The first and most recognizable change for me this week is the TN cover itself. I have been struggling with the LOVELY TPS Floral TN since my initial set up. While I love, love, love it, the 1.5″ spine is just a little too small for my needs right now.
I am using my One Book July to experiment with tracking all of the things that need to be done this month, both personal and professional. As the festival and pageant are at the end of July and the first week of August, I have little to do and lots of time to do it…STRIKE THAT, reverse it!

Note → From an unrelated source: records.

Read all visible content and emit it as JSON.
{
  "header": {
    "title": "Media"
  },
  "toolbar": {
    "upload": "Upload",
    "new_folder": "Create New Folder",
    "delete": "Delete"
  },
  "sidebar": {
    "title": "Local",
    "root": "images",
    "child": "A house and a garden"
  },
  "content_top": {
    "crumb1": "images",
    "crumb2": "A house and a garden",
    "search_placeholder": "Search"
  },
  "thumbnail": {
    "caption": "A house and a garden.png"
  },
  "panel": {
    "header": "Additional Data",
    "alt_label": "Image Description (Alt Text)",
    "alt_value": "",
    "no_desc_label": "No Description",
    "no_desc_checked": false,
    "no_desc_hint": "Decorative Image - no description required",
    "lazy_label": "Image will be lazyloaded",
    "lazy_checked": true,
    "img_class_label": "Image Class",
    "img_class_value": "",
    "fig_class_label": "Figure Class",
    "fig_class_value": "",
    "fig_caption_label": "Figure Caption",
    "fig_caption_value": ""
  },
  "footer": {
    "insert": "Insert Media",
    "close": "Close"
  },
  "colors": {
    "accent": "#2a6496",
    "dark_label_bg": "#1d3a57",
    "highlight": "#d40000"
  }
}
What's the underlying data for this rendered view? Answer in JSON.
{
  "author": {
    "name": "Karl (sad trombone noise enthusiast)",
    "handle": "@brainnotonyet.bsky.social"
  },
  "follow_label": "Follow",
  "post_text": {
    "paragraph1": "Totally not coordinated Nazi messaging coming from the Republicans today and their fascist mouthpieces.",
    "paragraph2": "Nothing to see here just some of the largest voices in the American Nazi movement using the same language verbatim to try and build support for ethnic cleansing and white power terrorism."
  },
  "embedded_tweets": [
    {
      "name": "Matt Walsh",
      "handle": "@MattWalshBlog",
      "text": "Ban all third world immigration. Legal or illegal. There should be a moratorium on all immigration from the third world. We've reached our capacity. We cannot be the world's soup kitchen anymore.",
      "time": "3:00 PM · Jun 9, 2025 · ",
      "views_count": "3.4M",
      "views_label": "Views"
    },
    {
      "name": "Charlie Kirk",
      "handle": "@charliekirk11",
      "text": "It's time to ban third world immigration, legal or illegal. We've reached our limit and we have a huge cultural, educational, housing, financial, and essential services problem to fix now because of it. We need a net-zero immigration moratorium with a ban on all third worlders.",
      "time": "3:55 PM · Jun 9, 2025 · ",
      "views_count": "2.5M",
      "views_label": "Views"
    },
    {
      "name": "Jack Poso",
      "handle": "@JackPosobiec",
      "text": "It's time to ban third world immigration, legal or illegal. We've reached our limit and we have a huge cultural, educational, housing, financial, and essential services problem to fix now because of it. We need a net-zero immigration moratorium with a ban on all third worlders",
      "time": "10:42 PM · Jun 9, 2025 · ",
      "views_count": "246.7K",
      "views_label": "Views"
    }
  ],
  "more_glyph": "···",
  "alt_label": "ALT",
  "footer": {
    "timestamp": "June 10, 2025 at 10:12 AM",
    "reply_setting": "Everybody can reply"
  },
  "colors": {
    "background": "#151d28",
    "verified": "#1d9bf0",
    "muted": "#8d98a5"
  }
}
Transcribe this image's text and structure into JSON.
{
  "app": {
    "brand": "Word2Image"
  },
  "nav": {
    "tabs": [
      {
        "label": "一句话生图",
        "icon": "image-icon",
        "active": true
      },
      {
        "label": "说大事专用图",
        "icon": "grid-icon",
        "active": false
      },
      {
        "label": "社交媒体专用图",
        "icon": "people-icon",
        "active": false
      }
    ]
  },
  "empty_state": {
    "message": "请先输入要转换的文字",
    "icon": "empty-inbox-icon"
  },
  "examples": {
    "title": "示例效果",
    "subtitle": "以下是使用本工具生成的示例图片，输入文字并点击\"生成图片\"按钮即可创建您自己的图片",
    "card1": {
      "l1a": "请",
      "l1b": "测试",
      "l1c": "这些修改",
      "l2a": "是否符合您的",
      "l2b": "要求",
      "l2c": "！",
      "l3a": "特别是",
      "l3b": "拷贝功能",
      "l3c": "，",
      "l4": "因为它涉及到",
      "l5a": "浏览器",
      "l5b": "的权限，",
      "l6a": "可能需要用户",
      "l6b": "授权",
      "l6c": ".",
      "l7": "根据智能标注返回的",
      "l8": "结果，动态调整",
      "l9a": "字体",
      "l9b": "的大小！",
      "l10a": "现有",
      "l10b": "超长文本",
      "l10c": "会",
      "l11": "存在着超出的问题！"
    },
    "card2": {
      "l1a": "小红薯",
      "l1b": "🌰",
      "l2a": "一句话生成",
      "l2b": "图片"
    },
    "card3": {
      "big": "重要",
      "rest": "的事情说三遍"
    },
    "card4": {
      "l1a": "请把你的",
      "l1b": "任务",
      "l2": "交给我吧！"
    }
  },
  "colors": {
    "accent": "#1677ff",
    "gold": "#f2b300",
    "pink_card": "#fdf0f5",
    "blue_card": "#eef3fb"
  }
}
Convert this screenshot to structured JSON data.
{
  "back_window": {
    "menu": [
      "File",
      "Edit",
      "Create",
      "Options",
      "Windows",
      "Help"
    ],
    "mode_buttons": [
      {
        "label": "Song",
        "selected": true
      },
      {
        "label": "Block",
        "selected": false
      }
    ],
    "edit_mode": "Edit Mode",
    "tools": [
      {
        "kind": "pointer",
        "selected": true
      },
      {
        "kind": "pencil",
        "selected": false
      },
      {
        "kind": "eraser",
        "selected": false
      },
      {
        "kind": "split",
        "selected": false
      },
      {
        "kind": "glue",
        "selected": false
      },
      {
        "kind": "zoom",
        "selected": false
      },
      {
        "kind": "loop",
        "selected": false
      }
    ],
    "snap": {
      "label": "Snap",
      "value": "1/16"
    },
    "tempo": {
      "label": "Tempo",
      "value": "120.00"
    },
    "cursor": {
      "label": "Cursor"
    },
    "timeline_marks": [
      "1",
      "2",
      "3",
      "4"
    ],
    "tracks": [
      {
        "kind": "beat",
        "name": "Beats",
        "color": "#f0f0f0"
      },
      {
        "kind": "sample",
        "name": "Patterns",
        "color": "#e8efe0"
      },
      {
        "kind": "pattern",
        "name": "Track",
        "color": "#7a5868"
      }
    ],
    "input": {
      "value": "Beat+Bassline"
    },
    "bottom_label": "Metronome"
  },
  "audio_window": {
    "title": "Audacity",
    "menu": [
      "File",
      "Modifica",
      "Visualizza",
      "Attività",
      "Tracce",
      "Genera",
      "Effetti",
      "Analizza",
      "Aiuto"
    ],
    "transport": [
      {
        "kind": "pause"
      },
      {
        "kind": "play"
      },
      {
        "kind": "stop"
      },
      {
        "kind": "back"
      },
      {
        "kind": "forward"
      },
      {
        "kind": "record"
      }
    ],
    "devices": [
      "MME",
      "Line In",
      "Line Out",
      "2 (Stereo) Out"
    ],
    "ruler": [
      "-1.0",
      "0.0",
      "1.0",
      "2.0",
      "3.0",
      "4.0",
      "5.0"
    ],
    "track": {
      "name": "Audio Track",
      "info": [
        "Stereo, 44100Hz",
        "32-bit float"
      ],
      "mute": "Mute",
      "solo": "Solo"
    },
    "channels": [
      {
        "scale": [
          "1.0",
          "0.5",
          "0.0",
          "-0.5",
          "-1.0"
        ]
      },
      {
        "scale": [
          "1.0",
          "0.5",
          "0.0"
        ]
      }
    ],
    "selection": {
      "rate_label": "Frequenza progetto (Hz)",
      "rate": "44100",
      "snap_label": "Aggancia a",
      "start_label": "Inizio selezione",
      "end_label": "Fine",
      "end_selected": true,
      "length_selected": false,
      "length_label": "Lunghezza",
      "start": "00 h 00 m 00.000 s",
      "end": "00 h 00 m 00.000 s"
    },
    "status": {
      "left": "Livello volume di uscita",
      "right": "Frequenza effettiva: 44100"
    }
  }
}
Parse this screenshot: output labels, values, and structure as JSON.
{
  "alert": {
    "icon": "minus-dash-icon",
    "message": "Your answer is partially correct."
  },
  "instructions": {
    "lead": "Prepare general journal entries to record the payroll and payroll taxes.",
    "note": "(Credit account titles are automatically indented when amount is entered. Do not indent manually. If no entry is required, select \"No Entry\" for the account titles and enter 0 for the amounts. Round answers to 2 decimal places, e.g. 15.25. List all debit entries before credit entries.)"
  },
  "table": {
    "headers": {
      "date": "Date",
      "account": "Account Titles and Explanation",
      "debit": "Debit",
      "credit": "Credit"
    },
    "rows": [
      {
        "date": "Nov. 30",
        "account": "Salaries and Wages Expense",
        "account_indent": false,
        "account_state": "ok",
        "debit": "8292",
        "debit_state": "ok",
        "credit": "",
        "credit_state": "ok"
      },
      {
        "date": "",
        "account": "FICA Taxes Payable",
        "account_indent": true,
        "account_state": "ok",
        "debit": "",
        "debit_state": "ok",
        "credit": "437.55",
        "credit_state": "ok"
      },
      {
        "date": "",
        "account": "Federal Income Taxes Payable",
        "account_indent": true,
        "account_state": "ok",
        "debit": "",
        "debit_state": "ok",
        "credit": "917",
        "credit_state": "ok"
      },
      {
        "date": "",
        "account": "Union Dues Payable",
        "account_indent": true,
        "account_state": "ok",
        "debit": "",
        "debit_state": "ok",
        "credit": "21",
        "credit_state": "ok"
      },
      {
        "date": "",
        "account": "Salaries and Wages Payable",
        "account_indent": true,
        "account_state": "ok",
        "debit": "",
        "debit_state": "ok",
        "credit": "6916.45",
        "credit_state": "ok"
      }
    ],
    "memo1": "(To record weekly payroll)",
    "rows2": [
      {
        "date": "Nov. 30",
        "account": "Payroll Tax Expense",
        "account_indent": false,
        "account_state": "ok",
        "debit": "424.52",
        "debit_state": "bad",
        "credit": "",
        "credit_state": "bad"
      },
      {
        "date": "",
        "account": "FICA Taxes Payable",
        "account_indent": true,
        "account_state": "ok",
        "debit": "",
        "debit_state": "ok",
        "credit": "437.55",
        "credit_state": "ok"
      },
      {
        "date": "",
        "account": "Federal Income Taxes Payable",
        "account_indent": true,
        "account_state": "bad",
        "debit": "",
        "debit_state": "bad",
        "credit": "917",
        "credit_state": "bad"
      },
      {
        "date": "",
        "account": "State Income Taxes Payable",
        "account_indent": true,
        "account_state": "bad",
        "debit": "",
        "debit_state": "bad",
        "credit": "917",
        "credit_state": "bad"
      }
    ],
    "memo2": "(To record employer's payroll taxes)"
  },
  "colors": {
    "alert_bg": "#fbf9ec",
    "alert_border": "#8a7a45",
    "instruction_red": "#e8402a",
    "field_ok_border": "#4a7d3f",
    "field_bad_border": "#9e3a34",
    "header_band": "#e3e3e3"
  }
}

The next change I have made is the addition of a dump book. I have one dedicated to all the details that I need to stay on top of this month in preparation for the festival and pageant, however, I didn’t have something to capture all the other items. So, I dedicated some of my self-care time to creating an insert and have already started collecting items to be organized after my Incompletion Trigger List review.
My weekly spread is where the “work” gets done in my One Book July. I noticed that I didn’t consistently use my dailies but went back and filled in what I accomplished, instead of using it for pre-planning. I used stickers to create “word pictures” to help with my memory and this resulted in aiding my recall. Therefore, I have decided to pre-set up my dailies this week. Let’s see how that works for me. I have had a new memory and discovered a 20 year gap…this blank spaces do not mean I don’t remember anything for those 20 years, but rather all instances relating to a specific memory group (i.e. an annual picnic that I have no memories of or the location it has been held in, although I apparently have attended it numerous times). This leads me to look for ways to re-associate people, places, and things in hopes of being able to access the memories eventually. So, I am attempting to use more stickers in my planning routine to create word pictures in my mind. Well, see how this works. This week will be the first time I include the sticker associations in the “guts” of my planning and I am hopeful I can report a success next week!
This Michael’s Recollection’s Hourly Vertical Planner sits on my desk and does double duty as my memory planner.
This is the weekly box spread in my One Book July and functions as a weekly overview of my events and appointments using pictures.
This is a printable from Ray Blake at My Life All In One Place and functions as the “guts” of my planning. I have not previously utilized stickers in this section as it houses tasks…this is where I take my “To Do’s” to “To Done” and document any changes to my planned schedule of events with actual events.
Finally, I have decided to set up my dailies for the week to see how I can better utilize them in the TN. However, I typically use my hourly planner for itemizing the details of my white spaces.
How are you using your One Book July? What have you learned so far? I would love to know how has this “experiment” helped you stay on track to reach your goals.
See you next week!